[WORK TO COMPLETE]:
Print the data exactly. Pictures stay out.

(DATA SUPPLIED Opens)

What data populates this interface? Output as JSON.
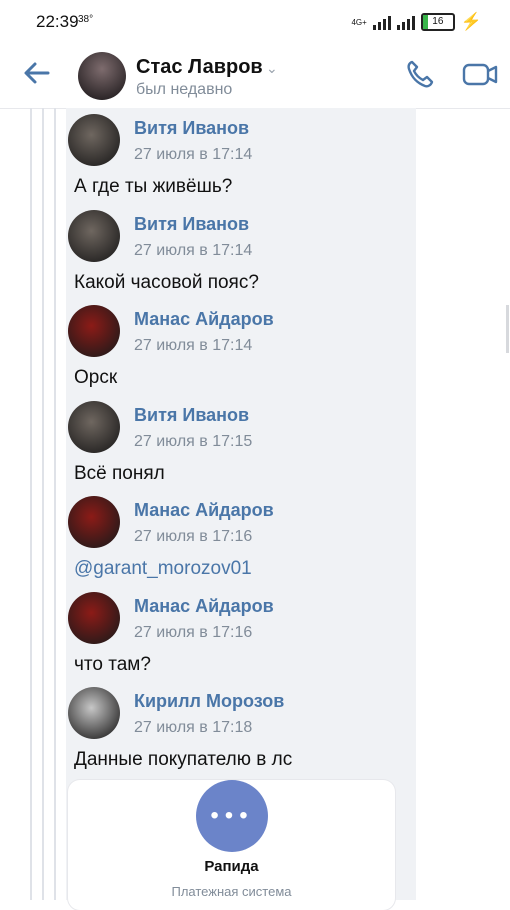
{
  "status_bar": {
    "time": "22:39",
    "temp": "38°",
    "network": "4G+",
    "battery": "16",
    "battery_level": 0.16
  },
  "header": {
    "name": "Стас Лавров",
    "status": "был недавно"
  },
  "messages": [
    {
      "author": "Витя Иванов",
      "time": "27 июля в 17:14",
      "text": "А где ты живёшь?",
      "avatar_color": "#6f6760"
    },
    {
      "author": "Витя Иванов",
      "time": "27 июля в 17:14",
      "text": "Какой часовой пояс?",
      "avatar_color": "#6f6760"
    },
    {
      "author": "Манас Айдаров",
      "time": "27 июля в 17:14",
      "text": "Орск",
      "avatar_color": "#8c1b17"
    },
    {
      "author": "Витя Иванов",
      "time": "27 июля в 17:15",
      "text": "Всё понял",
      "avatar_color": "#6f6760"
    },
    {
      "author": "Манас Айдаров",
      "time": "27 июля в 17:16",
      "text": "@garant_morozov01",
      "avatar_color": "#8c1b17"
    },
    {
      "author": "Манас Айдаров",
      "time": "27 июля в 17:16",
      "text": "что там?",
      "avatar_color": "#8c1b17"
    },
    {
      "author": "Кирилл Морозов",
      "time": "27 июля в 17:18",
      "text": "Данные покупателю в лс",
      "avatar_color": "#c7c7c7"
    }
  ],
  "card": {
    "dots": "•••",
    "title": "Рапида",
    "subtitle": "Платежная система"
  },
  "colors": {
    "accent": "#4a76a8",
    "thread_bg": "#f0f2f5"
  }
}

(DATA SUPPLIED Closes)

[SOLUTION BELOW]:
What data populates this interface? Output as JSON.
{
  "status_bar": {
    "time": "22:39",
    "temp": "38°",
    "network": "4G+",
    "battery": "16",
    "battery_level": 0.16
  },
  "header": {
    "name": "Стас Лавров",
    "status": "был недавно"
  },
  "messages": [
    {
      "author": "Витя Иванов",
      "time": "27 июля в 17:14",
      "text": "А где ты живёшь?",
      "avatar_color": "#6f6760"
    },
    {
      "author": "Витя Иванов",
      "time": "27 июля в 17:14",
      "text": "Какой часовой пояс?",
      "avatar_color": "#6f6760"
    },
    {
      "author": "Манас Айдаров",
      "time": "27 июля в 17:14",
      "text": "Орск",
      "avatar_color": "#8c1b17"
    },
    {
      "author": "Витя Иванов",
      "time": "27 июля в 17:15",
      "text": "Всё понял",
      "avatar_color": "#6f6760"
    },
    {
      "author": "Манас Айдаров",
      "time": "27 июля в 17:16",
      "text": "@garant_morozov01",
      "avatar_color": "#8c1b17"
    },
    {
      "author": "Манас Айдаров",
      "time": "27 июля в 17:16",
      "text": "что там?",
      "avatar_color": "#8c1b17"
    },
    {
      "author": "Кирилл Морозов",
      "time": "27 июля в 17:18",
      "text": "Данные покупателю в лс",
      "avatar_color": "#c7c7c7"
    }
  ],
  "card": {
    "dots": "•••",
    "title": "Рапида",
    "subtitle": "Платежная система"
  },
  "colors": {
    "accent": "#4a76a8",
    "thread_bg": "#f0f2f5"
  }
}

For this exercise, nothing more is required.